§ **Prompt**: From the entries below, gather every line containing the string "folder".

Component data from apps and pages
....

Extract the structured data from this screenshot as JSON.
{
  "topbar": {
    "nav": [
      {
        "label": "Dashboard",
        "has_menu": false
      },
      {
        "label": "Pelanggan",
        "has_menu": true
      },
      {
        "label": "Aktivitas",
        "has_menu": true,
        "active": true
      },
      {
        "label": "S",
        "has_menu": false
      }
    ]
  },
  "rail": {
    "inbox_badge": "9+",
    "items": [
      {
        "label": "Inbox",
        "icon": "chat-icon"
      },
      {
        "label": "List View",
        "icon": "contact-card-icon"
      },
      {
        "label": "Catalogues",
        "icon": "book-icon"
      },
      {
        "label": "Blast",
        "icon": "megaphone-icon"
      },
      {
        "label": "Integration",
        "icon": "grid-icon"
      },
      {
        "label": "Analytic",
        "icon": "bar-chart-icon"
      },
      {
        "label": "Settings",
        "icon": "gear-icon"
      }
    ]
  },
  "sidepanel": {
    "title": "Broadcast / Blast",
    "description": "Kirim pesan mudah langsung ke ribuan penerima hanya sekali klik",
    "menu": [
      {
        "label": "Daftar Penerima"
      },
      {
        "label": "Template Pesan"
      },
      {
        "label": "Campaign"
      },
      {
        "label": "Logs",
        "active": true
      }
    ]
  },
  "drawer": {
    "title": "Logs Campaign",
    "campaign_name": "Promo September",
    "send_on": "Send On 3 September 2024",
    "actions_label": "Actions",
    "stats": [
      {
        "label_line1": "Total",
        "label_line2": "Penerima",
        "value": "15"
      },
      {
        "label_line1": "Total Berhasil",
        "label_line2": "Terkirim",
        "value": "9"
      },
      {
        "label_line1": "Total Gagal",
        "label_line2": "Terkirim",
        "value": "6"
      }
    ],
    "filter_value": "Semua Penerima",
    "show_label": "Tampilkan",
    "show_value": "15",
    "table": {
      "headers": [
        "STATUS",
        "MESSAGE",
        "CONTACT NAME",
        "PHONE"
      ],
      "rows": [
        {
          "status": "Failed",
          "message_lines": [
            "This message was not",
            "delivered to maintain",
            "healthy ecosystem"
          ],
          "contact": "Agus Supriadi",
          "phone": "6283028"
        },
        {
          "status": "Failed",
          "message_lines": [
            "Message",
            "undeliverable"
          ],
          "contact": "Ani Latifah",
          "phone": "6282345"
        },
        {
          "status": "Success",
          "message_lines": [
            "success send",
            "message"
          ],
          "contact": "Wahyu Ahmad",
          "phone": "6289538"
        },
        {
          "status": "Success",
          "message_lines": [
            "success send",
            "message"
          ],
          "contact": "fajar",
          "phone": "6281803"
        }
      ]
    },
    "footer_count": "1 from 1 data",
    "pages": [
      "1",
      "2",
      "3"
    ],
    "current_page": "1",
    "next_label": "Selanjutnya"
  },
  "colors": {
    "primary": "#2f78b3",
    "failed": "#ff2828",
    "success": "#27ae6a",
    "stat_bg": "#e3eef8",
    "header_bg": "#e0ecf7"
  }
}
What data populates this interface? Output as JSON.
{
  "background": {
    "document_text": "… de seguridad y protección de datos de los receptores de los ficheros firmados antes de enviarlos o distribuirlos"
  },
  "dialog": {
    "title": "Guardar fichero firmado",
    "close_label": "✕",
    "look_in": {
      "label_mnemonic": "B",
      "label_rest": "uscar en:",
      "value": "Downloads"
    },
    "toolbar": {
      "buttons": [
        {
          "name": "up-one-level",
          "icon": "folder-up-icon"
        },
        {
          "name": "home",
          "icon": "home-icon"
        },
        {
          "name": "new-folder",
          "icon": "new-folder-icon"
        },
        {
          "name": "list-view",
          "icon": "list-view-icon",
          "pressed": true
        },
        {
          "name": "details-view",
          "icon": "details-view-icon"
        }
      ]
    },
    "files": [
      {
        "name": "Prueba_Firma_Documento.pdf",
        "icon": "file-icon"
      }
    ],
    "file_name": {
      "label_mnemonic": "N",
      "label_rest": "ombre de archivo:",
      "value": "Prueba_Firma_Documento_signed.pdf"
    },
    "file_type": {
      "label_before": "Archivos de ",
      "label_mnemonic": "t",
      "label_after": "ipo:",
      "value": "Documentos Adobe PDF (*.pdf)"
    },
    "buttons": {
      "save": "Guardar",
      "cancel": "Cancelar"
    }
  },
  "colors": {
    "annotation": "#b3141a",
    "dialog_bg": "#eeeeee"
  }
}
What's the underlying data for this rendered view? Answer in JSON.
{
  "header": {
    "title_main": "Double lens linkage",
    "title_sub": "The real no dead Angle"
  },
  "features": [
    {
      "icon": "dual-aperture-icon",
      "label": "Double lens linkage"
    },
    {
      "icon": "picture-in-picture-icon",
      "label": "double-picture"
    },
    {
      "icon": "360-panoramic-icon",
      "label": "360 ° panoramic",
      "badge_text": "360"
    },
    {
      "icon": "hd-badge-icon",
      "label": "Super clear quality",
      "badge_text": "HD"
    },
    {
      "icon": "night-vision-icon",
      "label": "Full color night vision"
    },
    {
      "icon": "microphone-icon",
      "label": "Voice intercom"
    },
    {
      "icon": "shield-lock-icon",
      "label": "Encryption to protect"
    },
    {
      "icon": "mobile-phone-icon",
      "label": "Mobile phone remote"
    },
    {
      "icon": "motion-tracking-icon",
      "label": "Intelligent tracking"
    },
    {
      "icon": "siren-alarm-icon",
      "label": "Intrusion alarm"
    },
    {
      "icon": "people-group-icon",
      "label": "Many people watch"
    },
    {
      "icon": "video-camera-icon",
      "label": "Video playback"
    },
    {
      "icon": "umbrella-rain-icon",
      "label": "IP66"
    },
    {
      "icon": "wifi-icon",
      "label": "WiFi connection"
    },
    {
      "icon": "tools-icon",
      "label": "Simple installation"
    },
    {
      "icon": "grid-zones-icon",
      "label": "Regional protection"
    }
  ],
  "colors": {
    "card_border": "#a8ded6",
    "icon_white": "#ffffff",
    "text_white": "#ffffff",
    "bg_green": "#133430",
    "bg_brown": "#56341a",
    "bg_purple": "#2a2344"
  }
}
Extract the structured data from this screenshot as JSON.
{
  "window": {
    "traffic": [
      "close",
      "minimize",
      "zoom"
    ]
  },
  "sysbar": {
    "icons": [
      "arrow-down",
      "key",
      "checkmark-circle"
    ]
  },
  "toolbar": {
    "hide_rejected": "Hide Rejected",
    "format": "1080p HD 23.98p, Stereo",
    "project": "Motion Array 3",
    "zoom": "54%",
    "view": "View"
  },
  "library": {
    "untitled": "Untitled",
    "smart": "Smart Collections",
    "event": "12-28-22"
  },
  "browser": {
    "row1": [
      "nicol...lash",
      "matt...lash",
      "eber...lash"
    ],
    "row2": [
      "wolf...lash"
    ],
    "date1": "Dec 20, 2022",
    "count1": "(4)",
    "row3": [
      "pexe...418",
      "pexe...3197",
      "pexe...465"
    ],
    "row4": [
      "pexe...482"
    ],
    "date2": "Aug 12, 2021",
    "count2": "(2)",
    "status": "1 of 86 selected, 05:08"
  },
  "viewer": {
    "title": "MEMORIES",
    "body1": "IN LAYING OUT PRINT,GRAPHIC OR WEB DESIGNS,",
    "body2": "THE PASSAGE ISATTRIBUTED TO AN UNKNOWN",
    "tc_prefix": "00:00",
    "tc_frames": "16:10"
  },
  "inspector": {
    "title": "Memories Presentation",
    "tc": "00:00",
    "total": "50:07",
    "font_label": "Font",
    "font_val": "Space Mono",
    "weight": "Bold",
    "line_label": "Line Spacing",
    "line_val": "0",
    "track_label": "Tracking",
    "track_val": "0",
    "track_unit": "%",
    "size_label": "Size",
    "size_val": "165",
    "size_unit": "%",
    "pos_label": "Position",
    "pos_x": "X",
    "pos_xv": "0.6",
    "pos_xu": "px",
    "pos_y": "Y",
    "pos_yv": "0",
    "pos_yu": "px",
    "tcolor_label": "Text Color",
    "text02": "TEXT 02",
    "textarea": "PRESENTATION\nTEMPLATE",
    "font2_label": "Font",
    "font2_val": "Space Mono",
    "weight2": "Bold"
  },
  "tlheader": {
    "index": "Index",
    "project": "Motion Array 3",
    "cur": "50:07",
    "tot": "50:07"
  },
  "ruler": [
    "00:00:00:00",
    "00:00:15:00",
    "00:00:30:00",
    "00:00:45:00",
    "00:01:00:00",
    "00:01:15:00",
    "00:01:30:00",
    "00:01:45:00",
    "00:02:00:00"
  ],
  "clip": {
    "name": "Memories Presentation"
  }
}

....

§ **Task answer**:
          "icon": "folder-up-icon"
          "name": "new-folder",
          "icon": "new-folder-icon"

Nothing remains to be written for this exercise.